There are also traces of huge cisterns for water and silos for food. Together, cisterns and silos could keep the population in there for a long time, making it more resistant to foreign attacks. Researches believe one cistern was once an ancient Roman well used for copper exploration.
Enjoy now this series of photos:
As you walk along the top of the walls, pay attention to a small room with several items found in local excavations. There are pots, jars, amphorae, spearheads, etc.
Finally, again at the bottom, further down, to the left, locate a bar. It can be your salvation during the visit (I explain this below).
Oh, Damas, I’m so excited to see all this in person!
Great to know how you are, but now I have some tips and warnings you’ll need to follow.
Warnings and tips for your visit
Pay special attention if your visit happens in Summer, because temperatures (the real feel) often exceed 40 degrees Celsius (104 degrees Fahrenheit) in the Algarve, and Silves is even hotter compared to the entire region. I recommend sunscreen, sunglasses and head protection (hat or cap). Remember, please: It’s an open-air visit.
The bar mentioned above will be paradise to appease your thirst (you will want lots of water, water, water… or maybe a Portuguese beer?). Sit, relax, contemplate. Eat something. After all, how many times in life do you sit down to eat and drink inside a castle?
Rain requires thousands of times more attention for those who climb the walls, because they’re slippery, and there’s no handrail or other support for the visitor to lean on. In fact, even without rain, it’s necessary to be careful: Every year, tourists die in Portugal because of falls in places like this. The primary cause of distraction are moments of selfies.
Silves Medieval Fair
As I mentioned in the beginning of this post, Silves Castle is part of the annual Silves Medieval Fair. I emphasize: If your visit happens in August, don’t miss this exciting event.
Timetable and prices
Silves Castle opens every day except Christmas and New Year.
From 2 January to 31 May, it opens to the public from 9h to 17h30; in June, from 9h to 19h; 1 July to 31 August, from 9h to 22h; 1 September to 15 October, from 9h to 20h; 16 October to 31 December, from 9h to 17h30. Last entry permitted 30 minutes before closing time.
The ticket costs 2,80€, but children and visitors over 65 years old get a 50% discount.
I’ve never seen the castle full of tourists (Silves does not invest in its own tourist potential). Most likely, you’ll have a peaceful visit.
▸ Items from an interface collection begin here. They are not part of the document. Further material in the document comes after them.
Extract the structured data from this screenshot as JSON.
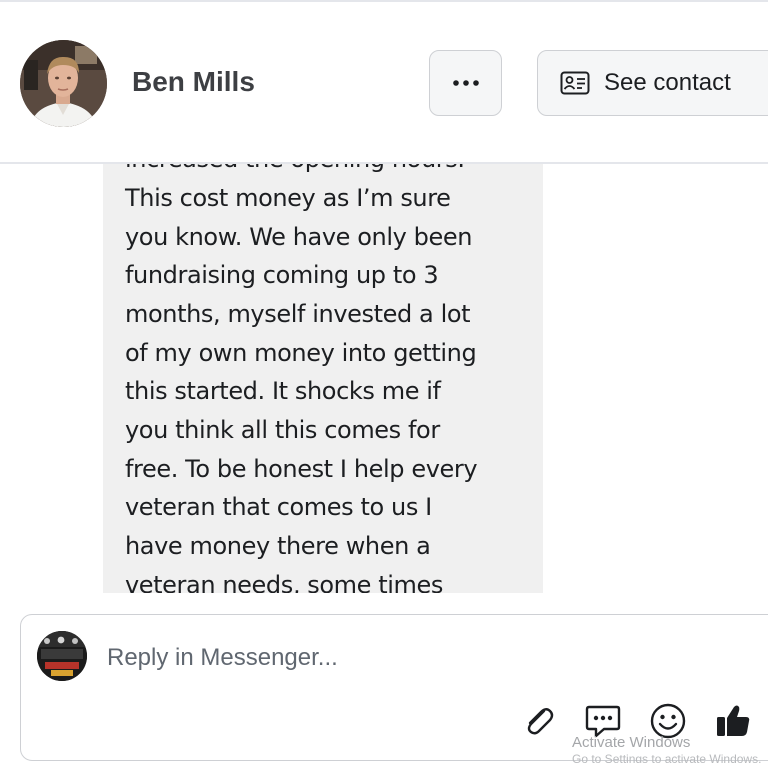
{
  "header": {
    "contact_name": "Ben Mills",
    "more_button_icon": "more-dots-icon",
    "see_contact_label": "See contact",
    "see_contact_icon": "contact-card-icon"
  },
  "message": {
    "lines": [
      "increased the opening hours.",
      "This cost money as I’m sure",
      "you know. We have only been",
      "fundraising coming up to 3",
      "months, myself invested a lot",
      "of my own money into getting",
      "this started. It shocks me if",
      "you think all this comes for",
      "free. To be honest I help every",
      "veteran that comes to us I",
      "have money there when a",
      "veteran needs, some times"
    ]
  },
  "reply": {
    "placeholder": "Reply in Messenger...",
    "icons": [
      "paperclip-icon",
      "chat-bubble-icon",
      "emoji-icon",
      "thumbs-up-icon"
    ]
  },
  "watermark": {
    "title": "Activate Windows",
    "subtitle": "Go to Settings to activate Windows."
  },
  "colors": {
    "bubble_bg": "#f0f0f0",
    "border": "#ced0d4",
    "text": "#1c1e21",
    "muted": "#606770"
  }
}
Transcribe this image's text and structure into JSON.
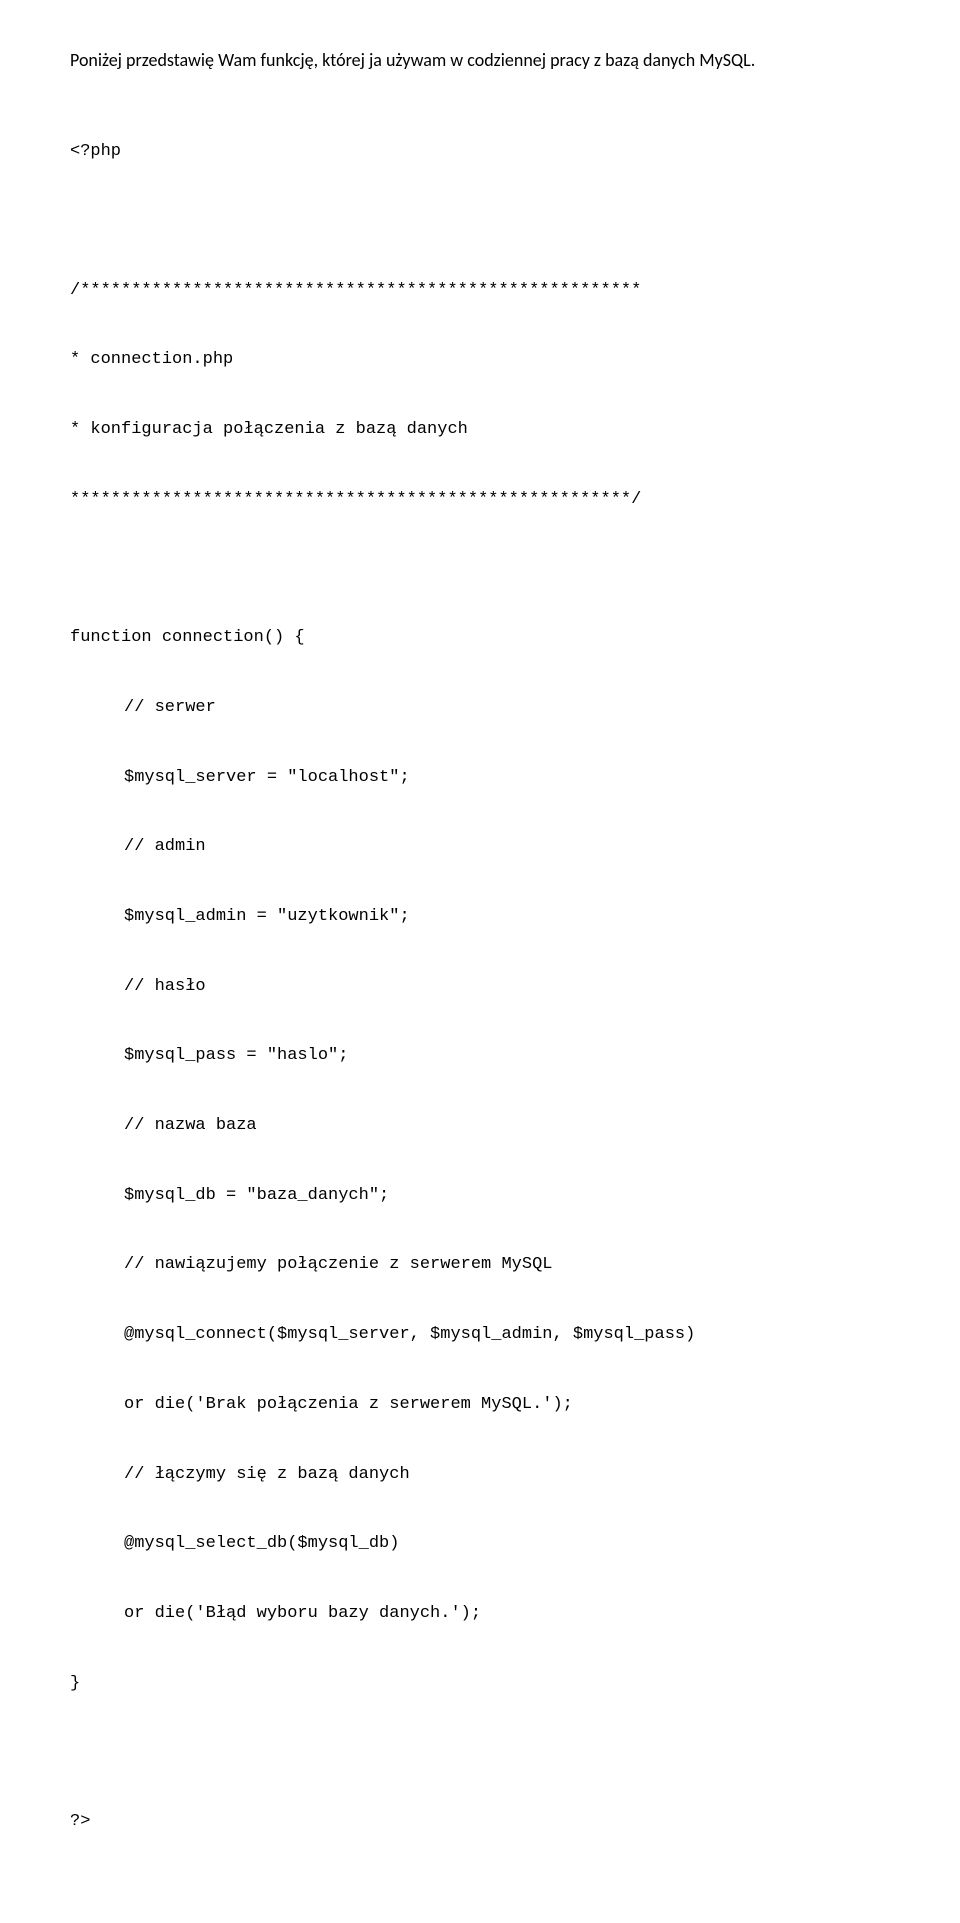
{
  "intro": "Poniżej przedstawię Wam funkcję, której ja używam w codziennej pracy z bazą danych MySQL.",
  "code": {
    "l1": "<?php",
    "l2": "/*******************************************************",
    "l3": "* connection.php",
    "l4": "* konfiguracja połączenia z bazą danych",
    "l5": "*******************************************************/",
    "l6": "function connection() {",
    "l7": "// serwer",
    "l8": "$mysql_server = \"localhost\";",
    "l9": "// admin",
    "l10": "$mysql_admin = \"uzytkownik\";",
    "l11": "// hasło",
    "l12": "$mysql_pass = \"haslo\";",
    "l13": "// nazwa baza",
    "l14": "$mysql_db = \"baza_danych\";",
    "l15": "// nawiązujemy połączenie z serwerem MySQL",
    "l16": "@mysql_connect($mysql_server, $mysql_admin, $mysql_pass)",
    "l17": "or die('Brak połączenia z serwerem MySQL.');",
    "l18": "// łączymy się z bazą danych",
    "l19": "@mysql_select_db($mysql_db)",
    "l20": "or die('Błąd wyboru bazy danych.');",
    "l21": "}",
    "l22": "?>"
  }
}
(Remember: prices and opening times may change.)
To make your life easier, find Silves Castle on Google Maps.
Interested in seeing more photos I took at Silves Castle? Follow HERE to visit an album I created in my Google Photos.